### Exercise details
Every entry, start to finish, should be printed verbatim without pictures.

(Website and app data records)
<<<<

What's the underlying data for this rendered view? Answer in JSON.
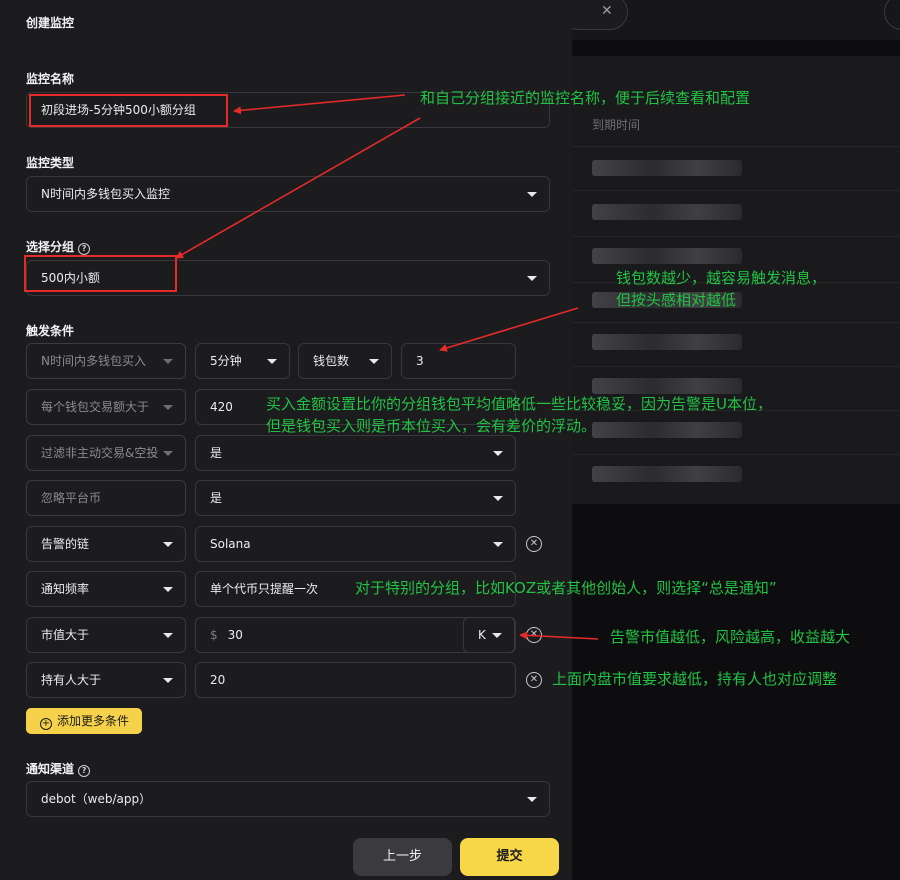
{
  "background": {
    "column_header": "到期时间"
  },
  "modal": {
    "title": "创建监控",
    "name_label": "监控名称",
    "name_value": "初段进场-5分钟500小额分组",
    "type_label": "监控类型",
    "type_value": "N时间内多钱包买入监控",
    "group_label": "选择分组",
    "group_value": "500内小额",
    "conditions_label": "触发条件",
    "conditions": [
      {
        "field": "N时间内多钱包买入",
        "time": "5分钟",
        "metric": "钱包数",
        "value": "3"
      },
      {
        "field": "每个钱包交易额大于",
        "value": "420"
      },
      {
        "field": "过滤非主动交易&空投",
        "value": "是"
      },
      {
        "field": "忽略平台币",
        "value": "是"
      },
      {
        "field": "告警的链",
        "value": "Solana"
      },
      {
        "field": "通知频率",
        "value": "单个代币只提醒一次"
      },
      {
        "field": "市值大于",
        "currency": "$",
        "value": "30",
        "unit": "K"
      },
      {
        "field": "持有人大于",
        "value": "20"
      }
    ],
    "add_condition": "添加更多条件",
    "channel_label": "通知渠道",
    "channel_value": "debot（web/app）",
    "prev_button": "上一步",
    "submit_button": "提交"
  },
  "annotations": {
    "name_tip": "和自己分组接近的监控名称，便于后续查看和配置",
    "wallet_tip_line1": "钱包数越少，越容易触发消息，",
    "wallet_tip_line2": "但按头感相对越低",
    "amount_tip_line1": "买入金额设置比你的分组钱包平均值略低一些比较稳妥，因为告警是U本位，",
    "amount_tip_line2": "但是钱包买入则是币本位买入，会有差价的浮动。",
    "notify_tip": "对于特别的分组，比如KOZ或者其他创始人，则选择“总是通知”",
    "mcap_tip": "告警市值越低，风险越高，收益越大",
    "holder_tip": "上面内盘市值要求越低，持有人也对应调整"
  }
}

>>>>

### Result
What's the underlying data for this rendered view? Answer in JSON.
{
  "background": {
    "column_header": "到期时间"
  },
  "modal": {
    "title": "创建监控",
    "name_label": "监控名称",
    "name_value": "初段进场-5分钟500小额分组",
    "type_label": "监控类型",
    "type_value": "N时间内多钱包买入监控",
    "group_label": "选择分组",
    "group_value": "500内小额",
    "conditions_label": "触发条件",
    "conditions": [
      {
        "field": "N时间内多钱包买入",
        "time": "5分钟",
        "metric": "钱包数",
        "value": "3"
      },
      {
        "field": "每个钱包交易额大于",
        "value": "420"
      },
      {
        "field": "过滤非主动交易&空投",
        "value": "是"
      },
      {
        "field": "忽略平台币",
        "value": "是"
      },
      {
        "field": "告警的链",
        "value": "Solana"
      },
      {
        "field": "通知频率",
        "value": "单个代币只提醒一次"
      },
      {
        "field": "市值大于",
        "currency": "$",
        "value": "30",
        "unit": "K"
      },
      {
        "field": "持有人大于",
        "value": "20"
      }
    ],
    "add_condition": "添加更多条件",
    "channel_label": "通知渠道",
    "channel_value": "debot（web/app）",
    "prev_button": "上一步",
    "submit_button": "提交"
  },
  "annotations": {
    "name_tip": "和自己分组接近的监控名称，便于后续查看和配置",
    "wallet_tip_line1": "钱包数越少，越容易触发消息，",
    "wallet_tip_line2": "但按头感相对越低",
    "amount_tip_line1": "买入金额设置比你的分组钱包平均值略低一些比较稳妥，因为告警是U本位，",
    "amount_tip_line2": "但是钱包买入则是币本位买入，会有差价的浮动。",
    "notify_tip": "对于特别的分组，比如KOZ或者其他创始人，则选择“总是通知”",
    "mcap_tip": "告警市值越低，风险越高，收益越大",
    "holder_tip": "上面内盘市值要求越低，持有人也对应调整"
  }
}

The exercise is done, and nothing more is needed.